At the conference, the director showed a video in which Jan, five months after surgery, used ports on the top of her head from which electrical signals are taken to use her thoughts to control a robotic arm linked to a computer.

In the video, Jan showed an amazed reporter that she could easily move the arm left and right, up and down, then shake his hand and even give him a fist bump as she sat smiling but motionless on the bed.

Can you imagine,î Prabhakar asked the audience, ìif we can do that kind of control of prosthetics — very natural, graceful control, not one finger at a time, but the way we move our limbs today? Then, as you start thinking about what weíre learning, think about how we might build all kinds of complex systems because of what we understand about how the human brain interacts with them.

Asked about applications of such technology beyond restoring lost limbs, the DARPA director recalled being on a Virginia-class submarine and watching its operation, which involved multiple large screens and interactive touch displays.

ìImagine if we could move beyond that in the future, without having ports on top of your head, but perhaps wirelessly going directly from brain signal to a very sophisticated level of control. Rather than pushing buttons on a screen or moving levers, being able to orchestrate a very complex system,î Prabhakar said.

That is the door that is opened by this kind of research,î she added, ìand frankly, itís both exhilarating and terrifying.

Still, she said, DARPA must continue to push the frontiers of technology.

That is literally our day job and our core mission,î she said. ìWe also try very hard to raise these broader ethical issues and societal issues, because well beyond the period of our research, society has some important choices to make.




All of this week's top headlines to your email every Friday.


 
 

 

Headlines April 14, 2014

Business: U.S. Navy looks to leverage submarine work to keep costs down - The U.S. Navy hopes to save money and time by leveraging industry investments as it replaces its Ohio-class nuclear-armed submarines with the Virginia-class attack submarines now built by General Dynamics Corp and Huntington Ingalls Industries Inc.  Study raises red flags on California aerospace...
 
 

News Briefs April 14, 2014

U.S. Navy destroyer Zumwalt christened in Maine The U.S. Navy has christened the first ship of its newest class of destroyers, a 610-foot (186-meter)-long warship with advanced technologies and a stealthy design that will reduce its visibility on enemy radars. The warship bears the name of the late Adm. Elmo ìBudî Zumwalt, who became the...
 
 
Navy photograph by Seamn Edward Guttierrez III

Russian aircraft flies near U.S. Navy ship in Black Sea

Navy photograph by Seamn Edward Guttierrez III Sailors man the rails as the Arleigh Burke-class guided-missile destroyer USS Donald Cook arrives at Naval Station Rota, Spain, Feb. 11, 2014. Donald Cook is the first of four Arle...
 

 

45th Space Wing launches NRO Satellite on board Atlas V

The 45th Space Wing successfully launched a United Launch Alliance Atlas V rocket from Space Launch Complex 41, Vandenberg Air Force Base, Calif., at 1:45 p.m. April 10 carrying a classified national security payload. The payload was designed and built by the National Reconnaissance Office. “I am proud of the persistence and focus of the...
 
 

U.S. Air Force selects Cubic for Moroccan P5 air combat training system

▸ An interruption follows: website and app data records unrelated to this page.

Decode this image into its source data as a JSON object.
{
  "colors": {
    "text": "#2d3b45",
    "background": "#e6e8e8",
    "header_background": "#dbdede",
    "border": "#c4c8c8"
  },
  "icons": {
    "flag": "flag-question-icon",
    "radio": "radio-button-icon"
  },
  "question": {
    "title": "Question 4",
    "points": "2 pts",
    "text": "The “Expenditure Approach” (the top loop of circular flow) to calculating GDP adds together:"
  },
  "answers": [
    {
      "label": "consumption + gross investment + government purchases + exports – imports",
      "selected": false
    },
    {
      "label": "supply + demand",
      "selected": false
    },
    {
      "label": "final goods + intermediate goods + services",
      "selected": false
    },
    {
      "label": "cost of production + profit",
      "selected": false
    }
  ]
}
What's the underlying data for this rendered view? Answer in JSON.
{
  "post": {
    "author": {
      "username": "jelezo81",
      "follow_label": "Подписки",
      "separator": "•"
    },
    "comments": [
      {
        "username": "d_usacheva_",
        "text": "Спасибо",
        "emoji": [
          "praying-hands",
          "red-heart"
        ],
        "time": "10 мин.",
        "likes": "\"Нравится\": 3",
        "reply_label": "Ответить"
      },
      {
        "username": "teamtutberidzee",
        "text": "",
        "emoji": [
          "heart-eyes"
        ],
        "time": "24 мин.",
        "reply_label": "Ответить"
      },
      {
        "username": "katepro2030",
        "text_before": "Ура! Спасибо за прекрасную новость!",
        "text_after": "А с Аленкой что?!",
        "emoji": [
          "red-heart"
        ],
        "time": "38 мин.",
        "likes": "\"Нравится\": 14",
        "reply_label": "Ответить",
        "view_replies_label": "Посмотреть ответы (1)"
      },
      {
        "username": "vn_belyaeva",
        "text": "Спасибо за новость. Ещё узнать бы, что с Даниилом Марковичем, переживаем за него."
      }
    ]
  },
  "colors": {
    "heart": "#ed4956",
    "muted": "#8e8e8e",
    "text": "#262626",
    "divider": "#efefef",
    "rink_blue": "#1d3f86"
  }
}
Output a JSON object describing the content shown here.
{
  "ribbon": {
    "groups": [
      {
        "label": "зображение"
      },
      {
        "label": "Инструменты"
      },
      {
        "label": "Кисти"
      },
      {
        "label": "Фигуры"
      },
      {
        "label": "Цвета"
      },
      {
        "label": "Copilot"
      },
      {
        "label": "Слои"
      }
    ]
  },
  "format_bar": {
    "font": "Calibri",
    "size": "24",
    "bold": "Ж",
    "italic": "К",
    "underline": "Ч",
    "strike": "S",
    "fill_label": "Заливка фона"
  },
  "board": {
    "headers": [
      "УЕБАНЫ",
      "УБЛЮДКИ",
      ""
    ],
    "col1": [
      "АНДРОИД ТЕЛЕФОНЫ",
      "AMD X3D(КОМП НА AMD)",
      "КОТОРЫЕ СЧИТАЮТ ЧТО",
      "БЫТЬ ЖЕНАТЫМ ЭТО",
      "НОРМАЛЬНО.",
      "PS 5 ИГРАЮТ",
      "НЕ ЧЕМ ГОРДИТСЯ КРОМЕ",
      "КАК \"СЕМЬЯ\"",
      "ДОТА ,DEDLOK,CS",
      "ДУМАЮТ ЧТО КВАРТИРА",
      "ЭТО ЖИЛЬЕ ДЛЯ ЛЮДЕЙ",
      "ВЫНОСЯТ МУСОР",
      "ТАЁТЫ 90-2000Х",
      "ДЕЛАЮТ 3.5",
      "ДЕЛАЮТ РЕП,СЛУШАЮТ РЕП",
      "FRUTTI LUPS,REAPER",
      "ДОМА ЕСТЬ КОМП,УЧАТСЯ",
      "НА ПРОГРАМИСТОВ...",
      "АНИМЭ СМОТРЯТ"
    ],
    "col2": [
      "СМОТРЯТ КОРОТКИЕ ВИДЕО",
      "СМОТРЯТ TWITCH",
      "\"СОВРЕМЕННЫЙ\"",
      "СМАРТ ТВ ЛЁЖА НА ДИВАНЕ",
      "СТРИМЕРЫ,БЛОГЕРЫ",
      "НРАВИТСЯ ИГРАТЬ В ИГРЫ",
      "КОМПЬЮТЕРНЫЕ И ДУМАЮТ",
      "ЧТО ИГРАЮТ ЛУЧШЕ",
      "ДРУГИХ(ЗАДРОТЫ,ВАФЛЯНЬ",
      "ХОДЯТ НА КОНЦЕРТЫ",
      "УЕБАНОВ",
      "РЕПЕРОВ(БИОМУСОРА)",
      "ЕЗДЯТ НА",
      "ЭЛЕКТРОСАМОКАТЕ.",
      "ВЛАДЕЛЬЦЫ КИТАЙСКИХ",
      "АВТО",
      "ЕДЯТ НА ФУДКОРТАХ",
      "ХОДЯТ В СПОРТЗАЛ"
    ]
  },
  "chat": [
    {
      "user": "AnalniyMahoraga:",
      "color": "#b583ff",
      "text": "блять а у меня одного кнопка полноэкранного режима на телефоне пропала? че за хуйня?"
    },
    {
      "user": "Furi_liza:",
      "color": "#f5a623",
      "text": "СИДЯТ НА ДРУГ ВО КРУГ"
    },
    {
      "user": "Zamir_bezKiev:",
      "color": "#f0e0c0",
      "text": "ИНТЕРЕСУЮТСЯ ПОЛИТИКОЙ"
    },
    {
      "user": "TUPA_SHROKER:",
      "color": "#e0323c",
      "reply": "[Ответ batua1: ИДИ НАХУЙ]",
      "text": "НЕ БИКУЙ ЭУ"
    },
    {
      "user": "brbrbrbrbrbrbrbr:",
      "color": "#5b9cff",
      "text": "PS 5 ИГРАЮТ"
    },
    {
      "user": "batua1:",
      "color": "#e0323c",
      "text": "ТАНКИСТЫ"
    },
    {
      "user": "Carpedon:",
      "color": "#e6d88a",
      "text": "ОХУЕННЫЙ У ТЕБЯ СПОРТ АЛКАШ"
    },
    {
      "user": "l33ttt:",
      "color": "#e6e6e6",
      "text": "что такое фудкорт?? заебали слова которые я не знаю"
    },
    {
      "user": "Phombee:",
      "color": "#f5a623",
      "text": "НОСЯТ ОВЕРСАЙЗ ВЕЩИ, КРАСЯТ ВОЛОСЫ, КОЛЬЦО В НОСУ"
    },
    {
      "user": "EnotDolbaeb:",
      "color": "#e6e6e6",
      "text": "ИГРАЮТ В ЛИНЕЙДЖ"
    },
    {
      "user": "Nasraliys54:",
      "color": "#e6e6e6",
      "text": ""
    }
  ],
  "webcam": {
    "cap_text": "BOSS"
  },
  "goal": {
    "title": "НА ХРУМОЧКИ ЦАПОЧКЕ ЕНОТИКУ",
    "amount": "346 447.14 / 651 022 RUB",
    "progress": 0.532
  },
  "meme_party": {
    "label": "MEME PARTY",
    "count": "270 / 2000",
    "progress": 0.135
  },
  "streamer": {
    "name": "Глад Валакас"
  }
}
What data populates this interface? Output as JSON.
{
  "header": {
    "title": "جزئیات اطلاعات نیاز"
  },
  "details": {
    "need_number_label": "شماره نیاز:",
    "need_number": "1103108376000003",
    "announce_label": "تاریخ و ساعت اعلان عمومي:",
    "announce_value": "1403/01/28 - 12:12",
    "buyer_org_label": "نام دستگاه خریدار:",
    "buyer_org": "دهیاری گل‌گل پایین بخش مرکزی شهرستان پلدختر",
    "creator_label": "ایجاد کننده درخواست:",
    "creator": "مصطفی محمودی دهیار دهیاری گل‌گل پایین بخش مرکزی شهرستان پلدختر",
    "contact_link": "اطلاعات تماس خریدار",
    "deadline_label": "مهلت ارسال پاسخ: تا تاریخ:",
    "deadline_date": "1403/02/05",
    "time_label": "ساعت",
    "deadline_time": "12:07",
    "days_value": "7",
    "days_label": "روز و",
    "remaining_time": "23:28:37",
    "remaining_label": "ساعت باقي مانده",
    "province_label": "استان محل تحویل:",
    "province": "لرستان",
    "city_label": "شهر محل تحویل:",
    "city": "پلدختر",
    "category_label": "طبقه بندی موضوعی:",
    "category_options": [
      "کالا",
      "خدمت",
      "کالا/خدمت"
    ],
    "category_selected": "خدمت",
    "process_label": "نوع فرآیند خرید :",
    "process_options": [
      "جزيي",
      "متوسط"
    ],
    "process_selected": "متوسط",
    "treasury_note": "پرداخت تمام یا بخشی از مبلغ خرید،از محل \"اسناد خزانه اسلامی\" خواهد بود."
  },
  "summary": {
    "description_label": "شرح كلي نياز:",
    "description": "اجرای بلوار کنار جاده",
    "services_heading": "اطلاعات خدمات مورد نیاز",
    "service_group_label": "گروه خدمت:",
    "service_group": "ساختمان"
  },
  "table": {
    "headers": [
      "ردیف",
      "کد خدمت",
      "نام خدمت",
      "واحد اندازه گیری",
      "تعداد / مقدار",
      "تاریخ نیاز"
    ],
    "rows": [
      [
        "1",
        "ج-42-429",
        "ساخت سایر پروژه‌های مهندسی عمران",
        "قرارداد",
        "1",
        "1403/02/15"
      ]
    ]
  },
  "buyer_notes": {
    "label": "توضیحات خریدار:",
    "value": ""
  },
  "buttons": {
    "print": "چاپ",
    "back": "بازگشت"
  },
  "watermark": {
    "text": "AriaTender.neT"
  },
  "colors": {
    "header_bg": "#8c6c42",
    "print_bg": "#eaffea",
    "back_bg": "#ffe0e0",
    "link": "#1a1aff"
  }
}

Cubic Defense Systems, a subsidiary of Cubic Corporation announced April 11 it has been awarded a contract valued at more than $5 million from the U.S. Air Force to supply its P5 Combat Training System to the Moroccan Air Force. Morocco will join the United States Air Force, Navy, and Marine Corps, along with a...
 
 
Lockheed Martin photograph

NASA’s Orion Spacecraft powers through first integrated system testing

Lockheed Martin photograph Engineers in the Operations and Checkout Building at NASA’s Kennedy Space Center in Florida, perform avionics testing on the Orion spacecraft being prepared for its first trip to space later this ye...
 




0 Comments


Be the first to comment!


Leave a Reply

Your email address will not be published. Required fields are marked *

You may use these HTML tags and attributes: <a href="" title=""> <abbr title=""> <acronym title=""> <b> <blockquote cite=""> <cite> <code> <del datetime=""> <em> <i> <q cite=""> <strike> <strong>